An enjoyable film despite it’s forbidden and ultimately sick inference of incest. You Atheists like to cause trouble don’t you? There are some ghastly moments-blood of the hymen anyone? The only way to deprave a nation is through subtlety and slyness like another character from that long-forgotten Book of Genesis. A trick used not just in cinema but everywhere is to make the forbidden, disgusting, criminal and sickening as palatable as one can prettily make it. Be vigilant, be aware guys.


Copyright © 2015 by Catherine Vaughan All rights reserved. This article or any portion thereof may not be reproduced or used in any manner whatsoever without the express written permission of the blogger except for the use of brief quotations in non-commercial uses permitted by copyright law.

Film Review: “Life of Pi.”

This was viewed at a repeat screening at my local arts centre of this book by Yann Martel turned movie. Having not read the book I got to experience the full force of this adventurous occasionally tumultuous screen adaptation. Piscine a.k.a Pi is a young Indian boy curious to understand the world and God. The film starts with his voracious devouring of Islam, Hinduism and Christianity amidst his family owned zoo!

Inevitably his father owning a zoo becomes unsustainable so the family decide to move abroad and travel by ship (with zoo animals on-board because they are being transported to another zoo.) A biblical storm breaks out and all are cast out of the ship.

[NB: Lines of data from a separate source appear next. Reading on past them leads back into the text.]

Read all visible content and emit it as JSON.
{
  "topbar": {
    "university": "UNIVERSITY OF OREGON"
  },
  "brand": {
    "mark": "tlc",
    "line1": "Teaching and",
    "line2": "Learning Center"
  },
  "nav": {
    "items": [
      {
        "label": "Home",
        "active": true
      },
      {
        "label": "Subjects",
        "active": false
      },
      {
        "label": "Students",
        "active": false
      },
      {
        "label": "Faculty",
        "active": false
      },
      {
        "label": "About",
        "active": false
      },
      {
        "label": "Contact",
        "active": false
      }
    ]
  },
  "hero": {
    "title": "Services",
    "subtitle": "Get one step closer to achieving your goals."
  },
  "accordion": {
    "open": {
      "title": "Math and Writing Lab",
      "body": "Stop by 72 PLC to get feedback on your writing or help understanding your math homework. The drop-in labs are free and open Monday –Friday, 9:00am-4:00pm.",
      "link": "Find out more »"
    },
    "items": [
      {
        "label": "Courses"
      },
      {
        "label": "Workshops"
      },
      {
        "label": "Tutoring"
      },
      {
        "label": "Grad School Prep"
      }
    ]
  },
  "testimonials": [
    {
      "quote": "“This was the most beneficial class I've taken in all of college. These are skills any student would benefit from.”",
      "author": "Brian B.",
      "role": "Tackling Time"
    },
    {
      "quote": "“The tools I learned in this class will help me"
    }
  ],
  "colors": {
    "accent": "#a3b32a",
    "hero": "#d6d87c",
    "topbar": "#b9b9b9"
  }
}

Pi is left alone on-board a small rescue boat with a hyena, zebra and orang-utan. The film contains flashback scenes between present time where Pi is a grown man to his childhood and adolescence the latter period spent stranded on the pacific ocean for 227 days! Pi often fondly refers to Richard Parker.

We soon discover who Richard Parker is and witness the humanizing bond between adolescent-aged Pi and the Bengal tiger. There are scenes of a barbaric nature and violence between man and beast. The viewer as does our protagonist wanders if a beast i.e. the tiger can be tamed. do animals have souls, can we emotionally tune in and connect to them to vanquish the predatory dynamic between man and beast?

Many violent storms and spectaculars ocean views aplenty to feast you eyes on and there is a detour into a mysterious island. There is a land-bound ending and one questions the significance of Pi’s suffering and trials on-board the rescue boat especially as there are no other human witnesses. Or is there?

Suraj Sharma plays Pi during his oceanic adventure and his performance is incredible. he is a spectacular actor and was only a mere teenager himself when cast in the role. Impressive? Most definitely!

A worthwhile one-time viewing!

Copyright © 2015 by Catherine Vaughan All rights reserved. This article or any portion thereof may not be reproduced or used in any manner whatsoever without the express written permission of the blogger except for the use of brief quotations in non-commercial uses permitted by copyright law.